Rip Snorter

Cherries Find Few Land Mines in New York

Surprisingly often the first play from scrimmage of a football game sets the tone — or even establishes the theme — for the remainder of the game.

Last night in New York was such a play.

LaDainian Tomlinson burst 23 yards off left tackle through an opening created by Jason Brown and Chris Samuels. Tomlinson would carry the ball 9 more times on that drive. By the end of the first quarter he had 13 carries for 98 yards, and the Cherries had a 7‑0 lead.

He would carry the ball only one more time, but it was significant for a couple of reasons:

Besides, his understudy, Michael Turner, had already proved himself to be on his game, blasting 36 yards up the middle for a touchdown earlier in the quarter.

Turner would make the most of his opportunity for more playing time, flashing the form of last season, his best for Delaware thus far. His 12 carries last night were good for 133 yards, with gains of 22 and 46 in addition to the touchdown.

Add to that Tomlinson’s 139 yards on 14 carries and Priest Holmes’ 17 on 7, and the Cherries’ land rush over the course of the evening acquired an impressive 289 yards. Philip Rivers had the luxury of picking his spots, usually catching the New York defense off balance. For the night he was 15-for-21 for 130 yards and a pair of scores, the one to Miller and before that a pretty 23-yard hook-up with Lee Evans.

The win was the Cherries’ most impressive of the season, not only subjectively speaking, but also by the objective metric of margin of victory. The 14-point margin exceeded by one the margin of the 32‑19 beating they administered September 6 to Hershey.

But it wasn’t just the offense that was dominant. The 13 points given up by the defense was their stingiest yield of the season, one less than the 14 they allowed to Syracuse September 27.

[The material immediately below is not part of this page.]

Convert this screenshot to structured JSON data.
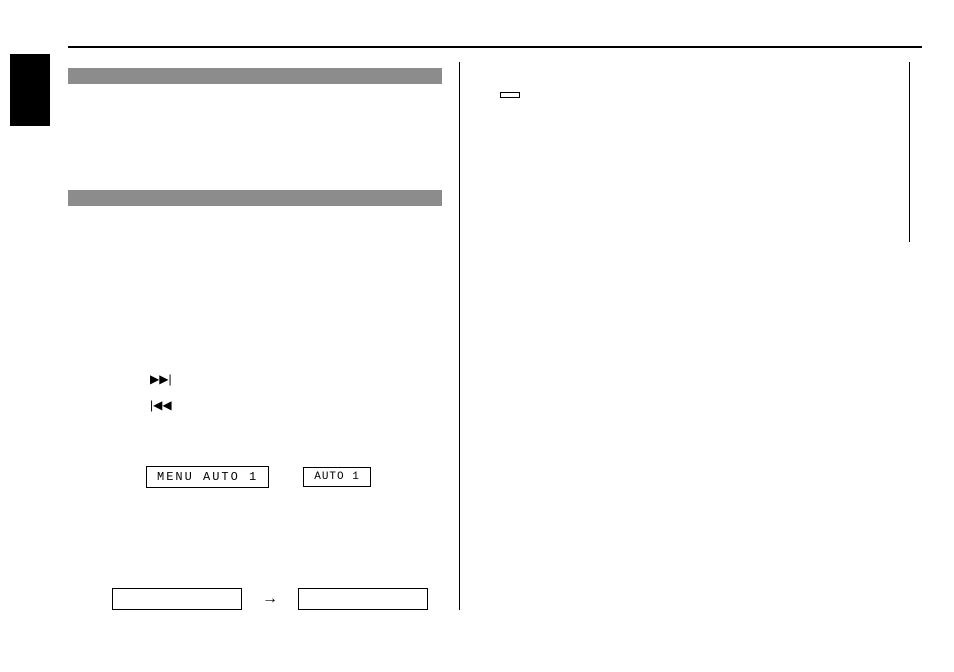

Ahh, Matt Moore … the rookie from Oregon State is definitely a work-in-progress. Wouldn’t the Cherries like to see him behind center for New York when the two teams face off in the playoffs next Sunday morning? I’ll bet they would!

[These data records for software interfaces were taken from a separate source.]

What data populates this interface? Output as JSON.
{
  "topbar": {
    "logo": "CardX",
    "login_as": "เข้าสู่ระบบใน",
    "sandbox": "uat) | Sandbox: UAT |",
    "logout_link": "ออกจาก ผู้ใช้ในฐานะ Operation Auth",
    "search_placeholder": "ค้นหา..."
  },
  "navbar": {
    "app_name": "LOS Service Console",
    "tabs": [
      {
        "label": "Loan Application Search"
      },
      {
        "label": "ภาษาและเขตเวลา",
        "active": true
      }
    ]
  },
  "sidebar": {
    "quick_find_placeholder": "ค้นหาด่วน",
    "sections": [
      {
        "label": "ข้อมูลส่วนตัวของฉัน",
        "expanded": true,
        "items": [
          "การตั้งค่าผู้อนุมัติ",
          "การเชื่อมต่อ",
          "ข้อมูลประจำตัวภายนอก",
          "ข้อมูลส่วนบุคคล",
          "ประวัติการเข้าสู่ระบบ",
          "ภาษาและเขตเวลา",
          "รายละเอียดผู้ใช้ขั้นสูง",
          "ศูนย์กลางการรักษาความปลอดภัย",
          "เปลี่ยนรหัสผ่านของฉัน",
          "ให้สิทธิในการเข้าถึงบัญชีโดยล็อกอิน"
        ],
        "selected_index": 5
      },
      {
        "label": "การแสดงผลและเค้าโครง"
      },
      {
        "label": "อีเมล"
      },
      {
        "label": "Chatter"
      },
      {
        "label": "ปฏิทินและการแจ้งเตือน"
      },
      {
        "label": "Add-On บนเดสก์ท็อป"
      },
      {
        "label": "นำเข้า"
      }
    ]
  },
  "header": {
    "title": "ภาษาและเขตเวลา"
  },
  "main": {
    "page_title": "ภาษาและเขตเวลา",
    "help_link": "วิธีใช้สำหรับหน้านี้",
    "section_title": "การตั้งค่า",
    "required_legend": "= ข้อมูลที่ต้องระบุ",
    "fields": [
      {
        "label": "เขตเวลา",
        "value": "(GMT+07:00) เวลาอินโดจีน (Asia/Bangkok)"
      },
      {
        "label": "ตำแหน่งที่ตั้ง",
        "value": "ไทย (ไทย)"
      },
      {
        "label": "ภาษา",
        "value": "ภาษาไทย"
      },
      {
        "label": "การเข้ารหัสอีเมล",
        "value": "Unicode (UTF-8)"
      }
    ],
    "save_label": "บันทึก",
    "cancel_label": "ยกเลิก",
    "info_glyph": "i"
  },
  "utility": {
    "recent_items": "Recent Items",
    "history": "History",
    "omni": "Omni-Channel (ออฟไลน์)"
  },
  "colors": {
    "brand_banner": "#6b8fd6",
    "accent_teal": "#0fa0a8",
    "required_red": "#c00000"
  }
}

But they probably won’t see Moore.

Emps coach Roman Gotham said after the game that Chad Pennington had rejoined his team and would likely get the starting nod.

The Emps enjoyed much success with Pennington, who was acquired in the off-season from Pittsburgh (now Charleston). New York won 6 of the 8 games Pennington started. He threw for 1,863 yards and 13 touchdowns, completing 66.1 percent of his passes. He also shined on opening night in relief of Jake Delhomme, throwing for 257 yards as the Emps crushed Baltimore, 54‑24, in what would turn out to be the game deciding the wildcard playoff berth in the Emps’ favor.

Yesterday the Cherries gambled on defense more than usual, as Brian Dawkins lined up noticeably closer, in general, to the line of scrimmage. The strategy paid off. Moore tried to go deep about 10 times but each time came up empty, with most of his throws wildly off the mark.

Brams might want to reconsider that strategy should Pennington be the starter next Sunday. Pennington’s arm isnt’t that strong, but his accuracy and ability to read defenses more than make up for that. The Cherries would have their hands full.